My wallet was stolen last night. We were at a restaurant with a friend, and the wallet was in my purse when I entered the establishment but not when I left.
She saw me as an easy mark. She had switched seats a few times, before settling next to me. I noticed her scooting into the long booth against the wall, taking her table next to ours, as I was returning from the restroom. Our purses were next to each other, which I noted but didn’t do anything about.
I noticed the wallet was missing when it was time to pay, and I knew instinctively that I hadn’t left it on my desk or dresser. When I told the server that I think it may have been stolen in the restaurant, she nodded as if she had just solved a puzzle. “I bet it was her,” she pointed to the where the woman had been sitting. “She said she was waiting for a friend but left in a hurry after 15 minutes.”
The server was going to have the manager review the security footage and get back to me, but that really won’t make a difference in my wallet being gone.
When we got home, Ethan and I went about freezing our accounts and reporting our credit cards as stolen, which is incredibly easy. My benefits card – which includes my health savings account and pre-tax commuter funds – was the only one I couldn’t cancel on the spot, and it’s the only one she tried to use.
Other than the hassle of getting new cards and an ID, I am out a wallet that a friend gave me eight years ago before I left for the Peace Corps, gift cards to Apple and Whole Foods, and $80 in cash. I absolutely never ever have cash on me, but I took out some for the wedding and haven’t spent it yet, waiting for when I may need it. Now it’s gone.

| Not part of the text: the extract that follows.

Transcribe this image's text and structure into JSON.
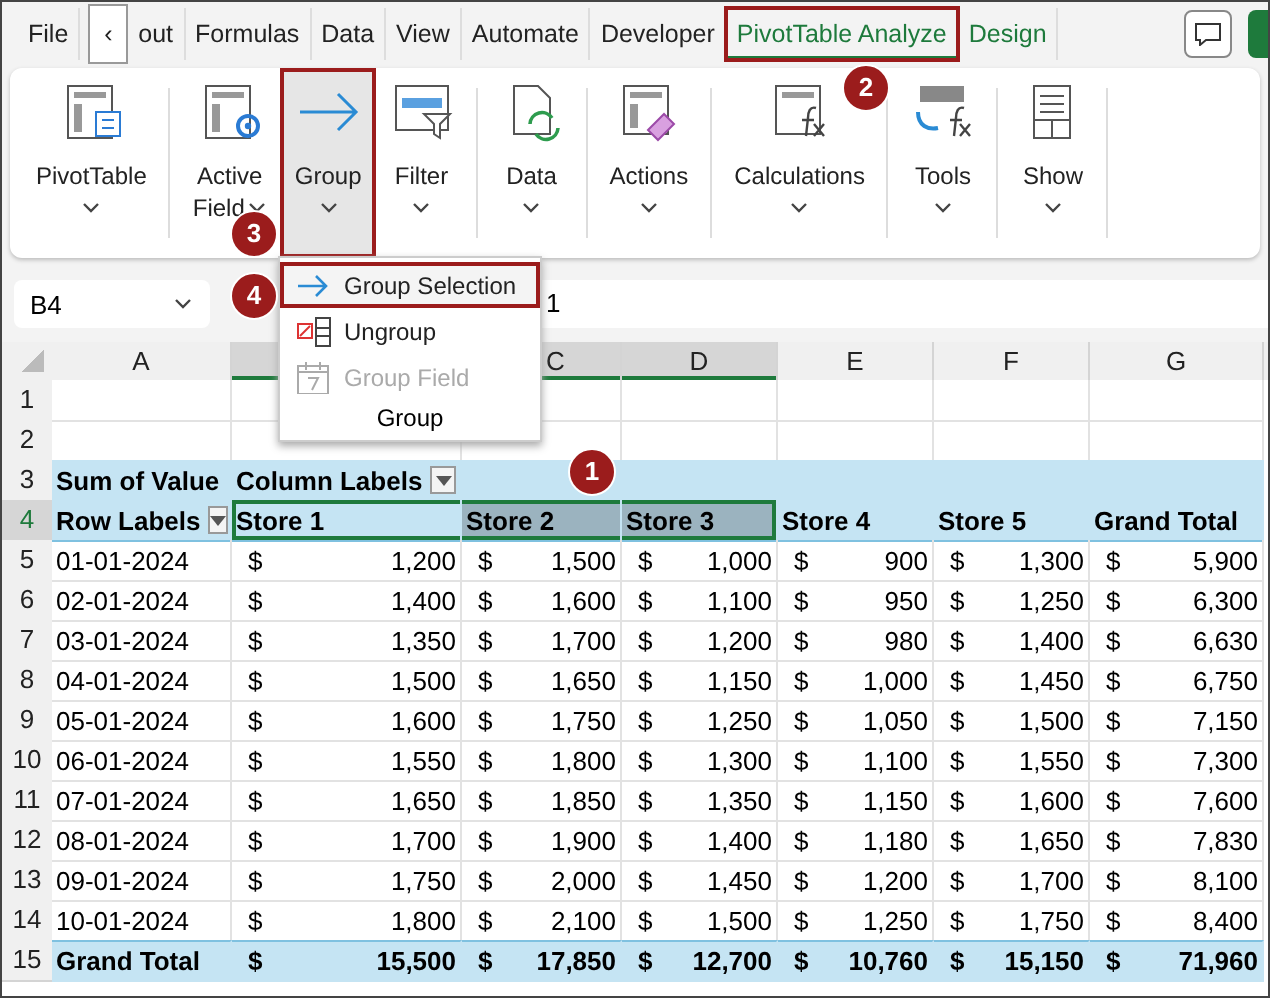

For the last 24 hours, I’ve been thinking about what I could do differently – moved my bag to be between Ethan and I in the booth, being more aware of my surroundings, using a bag with a zipper. But all this rehashing is only a punishment, a way to scold myself and prove that I deserve these bad and unfortunate things. This is a position I have long took in my life, but with therapy, I am entertaining new narratives.
Years ago, when I was in elementary school, I got this cool peace sign shirt that I absolutely loved. It had black frills on the sleeves. I was so excited to wear it and my first opportunity came at swim lessons the next Monday. During that time, we often just put our clothes in a bag and then left them on a bench. Hey, it was a small town. When I came back to the changing area, after my lesson, the shirt was gone. Someone else decided they liked it, too. I was really upset about this – that shirt and I barely got to know each other – but my grandmother wouldn’t let me wallow. “It’s just a shirt,” she said, knowing way more about the world than my kid self did. “Besides, you don’t know. Maybe that other person needed the shirt more than you did.”
I’ve carried that anecdote with me because it’s a really nice way to look at life, a cosmic rearranging of the universe for you to help someone without really understanding why or how.
So that’s my new story. It’s not that I was careless but that maybe that woman really needed the money and sometimes we do desperate things when it comes to getting money for food or transportation or a medical bill or whatever it is she needed. I am so blessed in my life that I could lose $80 and be OK the next day. Really, the rest is just a minor inconvenience.
And besides, it could have been worse. I still have my Ventra card so I can get to work today, she didn’t get my phone, Ethan has an account that isn’t connected to me so I can live off of him for a bit, and the wallet wasn’t take by force or with weapon. It was a simple picked pocket.
Losing my wallet sucks, but it’s life and a reminder that what happens to me doesn’t matter nearly as much as my reaction to it.